For bankruptcy cases filed after Oct. 16, 2005, the Bankruptcy Code requires chapter 13 debtors to file all tax returns that were due within 4 years of the filing of the bankruptcy petition. It is discouraging and a very bad sign for me, as a bankruptcy lawyer, you have a prospective client sitting in front of me and tell me that they haven't filed tax returns for many years.
I had one guy a couple of weeks ago tell me that he "didn't know how long" it had been since he filed, and he didn't know how he would even start. The problem is, once the bankruptcy is filed, a bankruptcy debtor is under a federal court order (in our district here in the Houston division of the Southern District of Texas) to get all delinquent tax returns filed. And if they are not, bam, the case is going to get dismissed.

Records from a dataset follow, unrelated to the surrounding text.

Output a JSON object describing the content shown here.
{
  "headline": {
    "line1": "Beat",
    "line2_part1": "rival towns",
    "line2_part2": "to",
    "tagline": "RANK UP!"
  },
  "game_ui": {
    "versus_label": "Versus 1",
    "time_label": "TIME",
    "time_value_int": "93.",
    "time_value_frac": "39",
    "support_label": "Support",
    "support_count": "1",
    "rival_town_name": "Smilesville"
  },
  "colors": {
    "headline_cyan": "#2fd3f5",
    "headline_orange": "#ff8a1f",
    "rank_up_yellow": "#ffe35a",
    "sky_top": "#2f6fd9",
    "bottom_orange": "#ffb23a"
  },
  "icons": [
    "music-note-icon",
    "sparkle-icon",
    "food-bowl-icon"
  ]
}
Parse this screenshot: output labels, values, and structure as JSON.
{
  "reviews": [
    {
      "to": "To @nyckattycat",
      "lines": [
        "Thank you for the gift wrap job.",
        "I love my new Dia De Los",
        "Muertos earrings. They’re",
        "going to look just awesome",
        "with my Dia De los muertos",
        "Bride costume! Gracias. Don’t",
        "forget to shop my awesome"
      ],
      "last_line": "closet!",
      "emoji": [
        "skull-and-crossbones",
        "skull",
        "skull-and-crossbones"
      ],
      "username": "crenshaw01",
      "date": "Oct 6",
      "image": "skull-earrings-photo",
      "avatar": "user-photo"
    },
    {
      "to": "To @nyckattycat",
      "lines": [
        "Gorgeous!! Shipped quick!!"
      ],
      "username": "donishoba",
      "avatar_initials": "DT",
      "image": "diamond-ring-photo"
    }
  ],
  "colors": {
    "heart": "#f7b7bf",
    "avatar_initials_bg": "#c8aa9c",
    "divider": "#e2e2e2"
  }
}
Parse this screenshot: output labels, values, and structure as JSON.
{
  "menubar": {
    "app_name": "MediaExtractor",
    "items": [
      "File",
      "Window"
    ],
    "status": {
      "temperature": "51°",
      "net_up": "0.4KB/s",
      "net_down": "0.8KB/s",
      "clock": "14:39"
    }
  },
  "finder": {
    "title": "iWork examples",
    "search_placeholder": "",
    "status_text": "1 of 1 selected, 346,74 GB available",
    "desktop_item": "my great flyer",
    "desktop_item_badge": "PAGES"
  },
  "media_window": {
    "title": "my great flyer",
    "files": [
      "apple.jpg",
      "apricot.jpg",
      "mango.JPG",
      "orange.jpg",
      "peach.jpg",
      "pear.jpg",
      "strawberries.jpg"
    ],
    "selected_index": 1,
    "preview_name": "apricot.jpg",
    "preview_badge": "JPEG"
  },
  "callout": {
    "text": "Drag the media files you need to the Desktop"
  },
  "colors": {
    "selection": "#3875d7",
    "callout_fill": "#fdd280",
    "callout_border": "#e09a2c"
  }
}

Our Bankruptcy Court Local Rules require the filing of the tax returns as soon as the case is filed, also. He had come in wanting to stop a foreclosure, he didn't have much income, and in addition to other problems, when he didn't have the tax returns done, and didn't know how he would do it or when he could get around to it, I just had to decline the case, so they guy is likely going to lose his house.
You have some basic responsibilities as a U.S. Citizen and one of them is filing tax returns. I understand that people can get behind, and then once you are behind, become afraid to file tax returns because you are afraid of the IRS. But if you are going to file bankruptcy, the rules are the rules. The GOOD part about getting the taxes filed is, it is done and over with.
Once you file the returns, my understanding is that the IRS rarely will try to prosecute you for not filing, as they would trouble proving the "willfullness" element. Not only that, but if you owe taxes, and you file chapter 13, you can pay the delinquent taxes out over a long period of time, up to 60 months, usually without interest. To know what would happen in your particular case, call my office at 713-772-8037 and make an appointment.